▶ Work required:
Your copy of the entries must be exact, and it must not include the pictures.

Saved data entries

■ ■ ■

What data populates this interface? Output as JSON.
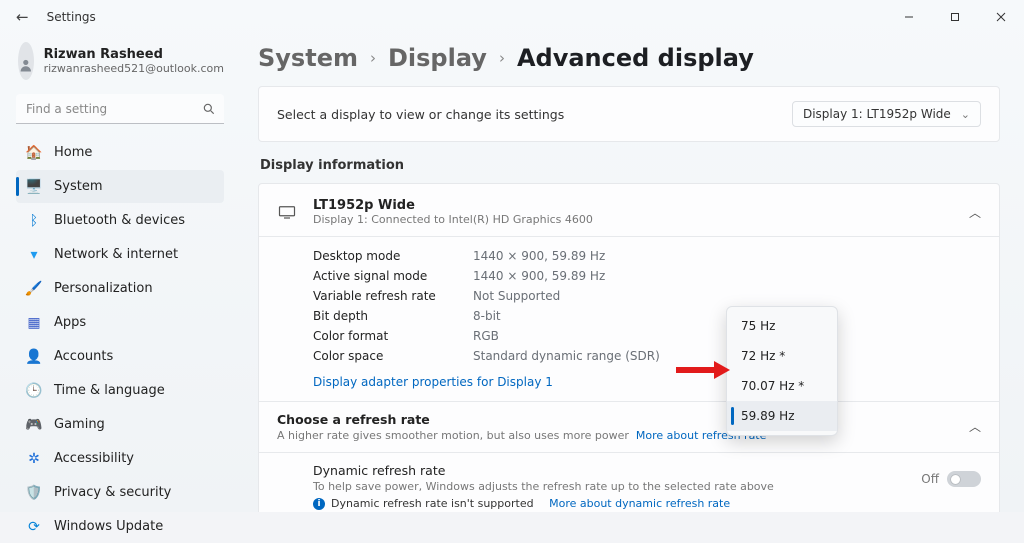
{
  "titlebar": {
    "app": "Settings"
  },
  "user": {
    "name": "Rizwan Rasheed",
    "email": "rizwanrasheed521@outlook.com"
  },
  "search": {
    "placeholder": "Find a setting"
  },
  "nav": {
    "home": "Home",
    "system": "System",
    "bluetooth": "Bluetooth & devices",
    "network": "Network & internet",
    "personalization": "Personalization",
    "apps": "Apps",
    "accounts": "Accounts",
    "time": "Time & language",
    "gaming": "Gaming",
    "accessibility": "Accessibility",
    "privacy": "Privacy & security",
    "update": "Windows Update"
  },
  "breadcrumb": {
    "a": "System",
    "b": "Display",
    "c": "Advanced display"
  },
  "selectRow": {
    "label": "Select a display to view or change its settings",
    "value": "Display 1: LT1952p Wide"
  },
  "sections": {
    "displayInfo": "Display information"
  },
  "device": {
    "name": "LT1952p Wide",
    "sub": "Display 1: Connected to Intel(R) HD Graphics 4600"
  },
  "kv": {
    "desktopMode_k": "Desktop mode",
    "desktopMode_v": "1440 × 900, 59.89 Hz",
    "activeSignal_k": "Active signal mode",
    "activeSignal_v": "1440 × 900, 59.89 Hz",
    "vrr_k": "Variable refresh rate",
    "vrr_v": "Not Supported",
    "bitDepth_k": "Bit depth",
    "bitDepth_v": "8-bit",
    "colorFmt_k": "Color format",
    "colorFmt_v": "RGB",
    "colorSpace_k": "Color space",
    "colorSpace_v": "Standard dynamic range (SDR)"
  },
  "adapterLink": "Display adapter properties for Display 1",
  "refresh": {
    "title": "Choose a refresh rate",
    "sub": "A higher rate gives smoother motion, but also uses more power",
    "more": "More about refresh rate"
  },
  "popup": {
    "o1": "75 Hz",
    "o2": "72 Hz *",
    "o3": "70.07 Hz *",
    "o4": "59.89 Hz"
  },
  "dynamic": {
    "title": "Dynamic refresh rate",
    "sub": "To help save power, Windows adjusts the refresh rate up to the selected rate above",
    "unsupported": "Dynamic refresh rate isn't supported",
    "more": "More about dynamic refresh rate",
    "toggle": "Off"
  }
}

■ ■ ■

▶ Output for this exercise:
What data populates this interface? Output as JSON.
{
  "titlebar": {
    "app": "Settings"
  },
  "user": {
    "name": "Rizwan Rasheed",
    "email": "rizwanrasheed521@outlook.com"
  },
  "search": {
    "placeholder": "Find a setting"
  },
  "nav": {
    "home": "Home",
    "system": "System",
    "bluetooth": "Bluetooth & devices",
    "network": "Network & internet",
    "personalization": "Personalization",
    "apps": "Apps",
    "accounts": "Accounts",
    "time": "Time & language",
    "gaming": "Gaming",
    "accessibility": "Accessibility",
    "privacy": "Privacy & security",
    "update": "Windows Update"
  },
  "breadcrumb": {
    "a": "System",
    "b": "Display",
    "c": "Advanced display"
  },
  "selectRow": {
    "label": "Select a display to view or change its settings",
    "value": "Display 1: LT1952p Wide"
  },
  "sections": {
    "displayInfo": "Display information"
  },
  "device": {
    "name": "LT1952p Wide",
    "sub": "Display 1: Connected to Intel(R) HD Graphics 4600"
  },
  "kv": {
    "desktopMode_k": "Desktop mode",
    "desktopMode_v": "1440 × 900, 59.89 Hz",
    "activeSignal_k": "Active signal mode",
    "activeSignal_v": "1440 × 900, 59.89 Hz",
    "vrr_k": "Variable refresh rate",
    "vrr_v": "Not Supported",
    "bitDepth_k": "Bit depth",
    "bitDepth_v": "8-bit",
    "colorFmt_k": "Color format",
    "colorFmt_v": "RGB",
    "colorSpace_k": "Color space",
    "colorSpace_v": "Standard dynamic range (SDR)"
  },
  "adapterLink": "Display adapter properties for Display 1",
  "refresh": {
    "title": "Choose a refresh rate",
    "sub": "A higher rate gives smoother motion, but also uses more power",
    "more": "More about refresh rate"
  },
  "popup": {
    "o1": "75 Hz",
    "o2": "72 Hz *",
    "o3": "70.07 Hz *",
    "o4": "59.89 Hz"
  },
  "dynamic": {
    "title": "Dynamic refresh rate",
    "sub": "To help save power, Windows adjusts the refresh rate up to the selected rate above",
    "unsupported": "Dynamic refresh rate isn't supported",
    "more": "More about dynamic refresh rate",
    "toggle": "Off"
  }
}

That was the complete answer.